INFORMATION PROVIDED:
────────

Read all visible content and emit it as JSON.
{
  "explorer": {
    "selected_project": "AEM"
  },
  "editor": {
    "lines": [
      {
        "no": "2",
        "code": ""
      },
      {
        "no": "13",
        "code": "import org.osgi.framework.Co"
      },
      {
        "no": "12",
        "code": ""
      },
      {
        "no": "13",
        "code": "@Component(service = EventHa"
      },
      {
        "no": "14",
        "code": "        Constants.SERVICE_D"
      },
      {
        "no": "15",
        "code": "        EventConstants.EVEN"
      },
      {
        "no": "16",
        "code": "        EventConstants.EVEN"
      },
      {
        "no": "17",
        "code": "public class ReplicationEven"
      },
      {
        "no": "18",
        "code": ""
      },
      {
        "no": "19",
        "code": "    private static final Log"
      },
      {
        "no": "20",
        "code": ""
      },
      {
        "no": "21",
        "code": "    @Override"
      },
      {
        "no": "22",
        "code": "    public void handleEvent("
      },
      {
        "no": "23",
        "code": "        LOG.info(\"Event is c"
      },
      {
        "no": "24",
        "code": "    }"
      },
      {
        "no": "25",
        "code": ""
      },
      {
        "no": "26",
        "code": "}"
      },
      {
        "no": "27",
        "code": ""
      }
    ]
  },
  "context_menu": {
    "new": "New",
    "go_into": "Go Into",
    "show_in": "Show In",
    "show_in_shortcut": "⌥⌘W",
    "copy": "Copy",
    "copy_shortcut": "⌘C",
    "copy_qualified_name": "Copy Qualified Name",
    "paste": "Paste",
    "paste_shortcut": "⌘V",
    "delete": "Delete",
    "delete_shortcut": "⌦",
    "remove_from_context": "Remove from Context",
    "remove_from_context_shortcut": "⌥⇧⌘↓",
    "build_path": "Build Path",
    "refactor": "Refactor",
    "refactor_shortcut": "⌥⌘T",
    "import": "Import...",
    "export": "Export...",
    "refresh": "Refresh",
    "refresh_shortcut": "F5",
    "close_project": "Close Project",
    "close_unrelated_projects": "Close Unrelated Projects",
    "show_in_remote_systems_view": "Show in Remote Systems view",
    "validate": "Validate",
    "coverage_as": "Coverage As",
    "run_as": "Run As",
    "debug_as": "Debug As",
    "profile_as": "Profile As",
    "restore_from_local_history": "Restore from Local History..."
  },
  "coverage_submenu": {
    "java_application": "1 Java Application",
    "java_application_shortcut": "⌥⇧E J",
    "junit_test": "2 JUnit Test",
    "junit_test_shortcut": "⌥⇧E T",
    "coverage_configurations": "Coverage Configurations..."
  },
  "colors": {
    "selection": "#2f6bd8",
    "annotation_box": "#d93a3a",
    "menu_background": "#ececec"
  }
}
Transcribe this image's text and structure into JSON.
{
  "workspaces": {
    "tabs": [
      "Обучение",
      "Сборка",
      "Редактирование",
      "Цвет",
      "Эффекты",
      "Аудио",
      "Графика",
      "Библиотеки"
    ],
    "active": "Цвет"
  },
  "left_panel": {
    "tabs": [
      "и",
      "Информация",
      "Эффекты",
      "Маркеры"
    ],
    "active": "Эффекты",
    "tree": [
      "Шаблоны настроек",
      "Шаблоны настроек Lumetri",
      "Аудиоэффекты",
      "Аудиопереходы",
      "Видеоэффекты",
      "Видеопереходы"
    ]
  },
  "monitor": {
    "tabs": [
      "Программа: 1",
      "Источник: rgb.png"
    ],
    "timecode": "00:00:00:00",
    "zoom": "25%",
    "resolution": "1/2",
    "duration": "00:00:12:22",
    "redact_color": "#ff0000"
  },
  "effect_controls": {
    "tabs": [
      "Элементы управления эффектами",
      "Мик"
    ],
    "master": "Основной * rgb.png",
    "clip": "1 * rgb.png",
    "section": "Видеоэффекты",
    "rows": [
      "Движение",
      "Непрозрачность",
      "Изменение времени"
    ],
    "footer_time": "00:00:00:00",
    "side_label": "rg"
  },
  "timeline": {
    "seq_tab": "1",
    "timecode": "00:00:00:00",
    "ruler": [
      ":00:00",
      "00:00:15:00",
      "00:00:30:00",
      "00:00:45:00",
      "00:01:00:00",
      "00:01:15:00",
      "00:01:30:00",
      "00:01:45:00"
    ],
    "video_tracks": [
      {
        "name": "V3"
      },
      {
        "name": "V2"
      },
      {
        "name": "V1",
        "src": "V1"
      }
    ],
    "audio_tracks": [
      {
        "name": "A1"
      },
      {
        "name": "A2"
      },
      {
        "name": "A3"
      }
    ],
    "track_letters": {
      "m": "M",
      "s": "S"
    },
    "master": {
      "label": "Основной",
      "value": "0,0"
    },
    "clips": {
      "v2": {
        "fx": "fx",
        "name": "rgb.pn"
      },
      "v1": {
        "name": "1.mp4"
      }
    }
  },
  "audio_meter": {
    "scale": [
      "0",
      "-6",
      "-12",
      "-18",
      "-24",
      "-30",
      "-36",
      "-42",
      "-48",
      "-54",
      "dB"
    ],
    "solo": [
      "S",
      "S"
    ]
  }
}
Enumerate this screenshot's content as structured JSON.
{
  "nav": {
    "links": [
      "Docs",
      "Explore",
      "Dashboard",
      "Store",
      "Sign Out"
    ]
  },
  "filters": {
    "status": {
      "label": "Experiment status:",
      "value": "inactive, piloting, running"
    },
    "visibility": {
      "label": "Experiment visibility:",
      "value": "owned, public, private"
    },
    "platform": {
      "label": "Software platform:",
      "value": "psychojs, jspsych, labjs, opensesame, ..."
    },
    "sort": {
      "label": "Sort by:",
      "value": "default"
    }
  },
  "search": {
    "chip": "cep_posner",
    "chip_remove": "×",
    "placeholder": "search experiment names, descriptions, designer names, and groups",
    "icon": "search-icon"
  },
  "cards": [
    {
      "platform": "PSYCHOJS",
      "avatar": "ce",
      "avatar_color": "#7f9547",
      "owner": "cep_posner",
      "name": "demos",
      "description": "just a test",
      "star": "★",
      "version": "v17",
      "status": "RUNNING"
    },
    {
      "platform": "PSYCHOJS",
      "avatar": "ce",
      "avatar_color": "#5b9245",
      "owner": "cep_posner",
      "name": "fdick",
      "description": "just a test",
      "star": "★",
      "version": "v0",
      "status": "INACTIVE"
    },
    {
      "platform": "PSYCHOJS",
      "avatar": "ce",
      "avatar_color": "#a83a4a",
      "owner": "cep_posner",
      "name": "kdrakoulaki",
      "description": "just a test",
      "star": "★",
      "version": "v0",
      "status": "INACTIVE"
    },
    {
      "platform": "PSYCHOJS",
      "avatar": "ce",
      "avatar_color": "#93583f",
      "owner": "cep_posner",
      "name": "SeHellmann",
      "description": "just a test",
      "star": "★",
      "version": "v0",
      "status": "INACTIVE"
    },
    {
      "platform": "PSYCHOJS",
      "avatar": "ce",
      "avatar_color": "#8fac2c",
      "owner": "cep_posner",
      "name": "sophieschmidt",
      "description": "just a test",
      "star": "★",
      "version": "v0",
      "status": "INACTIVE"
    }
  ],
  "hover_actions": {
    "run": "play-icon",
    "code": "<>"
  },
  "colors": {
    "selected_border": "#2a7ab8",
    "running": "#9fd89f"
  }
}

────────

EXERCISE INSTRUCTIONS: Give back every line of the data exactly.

FINISHED TASK:
Read all visible content and emit it as JSON.
{
  "explorer": {
    "selected_project": "AEM"
  },
  "editor": {
    "lines": [
      {
        "no": "2",
        "code": ""
      },
      {
        "no": "13",
        "code": "import org.osgi.framework.Co"
      },
      {
        "no": "12",
        "code": ""
      },
      {
        "no": "13",
        "code": "@Component(service = EventHa"
      },
      {
        "no": "14",
        "code": "        Constants.SERVICE_D"
      },
      {
        "no": "15",
        "code": "        EventConstants.EVEN"
      },
      {
        "no": "16",
        "code": "        EventConstants.EVEN"
      },
      {
        "no": "17",
        "code": "public class ReplicationEven"
      },
      {
        "no": "18",
        "code": ""
      },
      {
        "no": "19",
        "code": "    private static final Log"
      },
      {
        "no": "20",
        "code": ""
      },
      {
        "no": "21",
        "code": "    @Override"
      },
      {
        "no": "22",
        "code": "    public void handleEvent("
      },
      {
        "no": "23",
        "code": "        LOG.info(\"Event is c"
      },
      {
        "no": "24",
        "code": "    }"
      },
      {
        "no": "25",
        "code": ""
      },
      {
        "no": "26",
        "code": "}"
      },
      {
        "no": "27",
        "code": ""
      }
    ]
  },
  "context_menu": {
    "new": "New",
    "go_into": "Go Into",
    "show_in": "Show In",
    "show_in_shortcut": "⌥⌘W",
    "copy": "Copy",
    "copy_shortcut": "⌘C",
    "copy_qualified_name": "Copy Qualified Name",
    "paste": "Paste",
    "paste_shortcut": "⌘V",
    "delete": "Delete",
    "delete_shortcut": "⌦",
    "remove_from_context": "Remove from Context",
    "remove_from_context_shortcut": "⌥⇧⌘↓",
    "build_path": "Build Path",
    "refactor": "Refactor",
    "refactor_shortcut": "⌥⌘T",
    "import": "Import...",
    "export": "Export...",
    "refresh": "Refresh",
    "refresh_shortcut": "F5",
    "close_project": "Close Project",
    "close_unrelated_projects": "Close Unrelated Projects",
    "show_in_remote_systems_view": "Show in Remote Systems view",
    "validate": "Validate",
    "coverage_as": "Coverage As",
    "run_as": "Run As",
    "debug_as": "Debug As",
    "profile_as": "Profile As",
    "restore_from_local_history": "Restore from Local History..."
  },
  "coverage_submenu": {
    "java_application": "1 Java Application",
    "java_application_shortcut": "⌥⇧E J",
    "junit_test": "2 JUnit Test",
    "junit_test_shortcut": "⌥⇧E T",
    "coverage_configurations": "Coverage Configurations..."
  },
  "colors": {
    "selection": "#2f6bd8",
    "annotation_box": "#d93a3a",
    "menu_background": "#ececec"
  }
}
Transcribe this image's text and structure into JSON.
{
  "workspaces": {
    "tabs": [
      "Обучение",
      "Сборка",
      "Редактирование",
      "Цвет",
      "Эффекты",
      "Аудио",
      "Графика",
      "Библиотеки"
    ],
    "active": "Цвет"
  },
  "left_panel": {
    "tabs": [
      "и",
      "Информация",
      "Эффекты",
      "Маркеры"
    ],
    "active": "Эффекты",
    "tree": [
      "Шаблоны настроек",
      "Шаблоны настроек Lumetri",
      "Аудиоэффекты",
      "Аудиопереходы",
      "Видеоэффекты",
      "Видеопереходы"
    ]
  },
  "monitor": {
    "tabs": [
      "Программа: 1",
      "Источник: rgb.png"
    ],
    "timecode": "00:00:00:00",
    "zoom": "25%",
    "resolution": "1/2",
    "duration": "00:00:12:22",
    "redact_color": "#ff0000"
  },
  "effect_controls": {
    "tabs": [
      "Элементы управления эффектами",
      "Мик"
    ],
    "master": "Основной * rgb.png",
    "clip": "1 * rgb.png",
    "section": "Видеоэффекты",
    "rows": [
      "Движение",
      "Непрозрачность",
      "Изменение времени"
    ],
    "footer_time": "00:00:00:00",
    "side_label": "rg"
  },
  "timeline": {
    "seq_tab": "1",
    "timecode": "00:00:00:00",
    "ruler": [
      ":00:00",
      "00:00:15:00",
      "00:00:30:00",
      "00:00:45:00",
      "00:01:00:00",
      "00:01:15:00",
      "00:01:30:00",
      "00:01:45:00"
    ],
    "video_tracks": [
      {
        "name": "V3"
      },
      {
        "name": "V2"
      },
      {
        "name": "V1",
        "src": "V1"
      }
    ],
    "audio_tracks": [
      {
        "name": "A1"
      },
      {
        "name": "A2"
      },
      {
        "name": "A3"
      }
    ],
    "track_letters": {
      "m": "M",
      "s": "S"
    },
    "master": {
      "label": "Основной",
      "value": "0,0"
    },
    "clips": {
      "v2": {
        "fx": "fx",
        "name": "rgb.pn"
      },
      "v1": {
        "name": "1.mp4"
      }
    }
  },
  "audio_meter": {
    "scale": [
      "0",
      "-6",
      "-12",
      "-18",
      "-24",
      "-30",
      "-36",
      "-42",
      "-48",
      "-54",
      "dB"
    ],
    "solo": [
      "S",
      "S"
    ]
  }
}
Enumerate this screenshot's content as structured JSON.
{
  "nav": {
    "links": [
      "Docs",
      "Explore",
      "Dashboard",
      "Store",
      "Sign Out"
    ]
  },
  "filters": {
    "status": {
      "label": "Experiment status:",
      "value": "inactive, piloting, running"
    },
    "visibility": {
      "label": "Experiment visibility:",
      "value": "owned, public, private"
    },
    "platform": {
      "label": "Software platform:",
      "value": "psychojs, jspsych, labjs, opensesame, ..."
    },
    "sort": {
      "label": "Sort by:",
      "value": "default"
    }
  },
  "search": {
    "chip": "cep_posner",
    "chip_remove": "×",
    "placeholder": "search experiment names, descriptions, designer names, and groups",
    "icon": "search-icon"
  },
  "cards": [
    {
      "platform": "PSYCHOJS",
      "avatar": "ce",
      "avatar_color": "#7f9547",
      "owner": "cep_posner",
      "name": "demos",
      "description": "just a test",
      "star": "★",
      "version": "v17",
      "status": "RUNNING"
    },
    {
      "platform": "PSYCHOJS",
      "avatar": "ce",
      "avatar_color": "#5b9245",
      "owner": "cep_posner",
      "name": "fdick",
      "description": "just a test",
      "star": "★",
      "version": "v0",
      "status": "INACTIVE"
    },
    {
      "platform": "PSYCHOJS",
      "avatar": "ce",
      "avatar_color": "#a83a4a",
      "owner": "cep_posner",
      "name": "kdrakoulaki",
      "description": "just a test",
      "star": "★",
      "version": "v0",
      "status": "INACTIVE"
    },
    {
      "platform": "PSYCHOJS",
      "avatar": "ce",
      "avatar_color": "#93583f",
      "owner": "cep_posner",
      "name": "SeHellmann",
      "description": "just a test",
      "star": "★",
      "version": "v0",
      "status": "INACTIVE"
    },
    {
      "platform": "PSYCHOJS",
      "avatar": "ce",
      "avatar_color": "#8fac2c",
      "owner": "cep_posner",
      "name": "sophieschmidt",
      "description": "just a test",
      "star": "★",
      "version": "v0",
      "status": "INACTIVE"
    }
  ],
  "hover_actions": {
    "run": "play-icon",
    "code": "<>"
  },
  "colors": {
    "selected_border": "#2a7ab8",
    "running": "#9fd89f"
  }
}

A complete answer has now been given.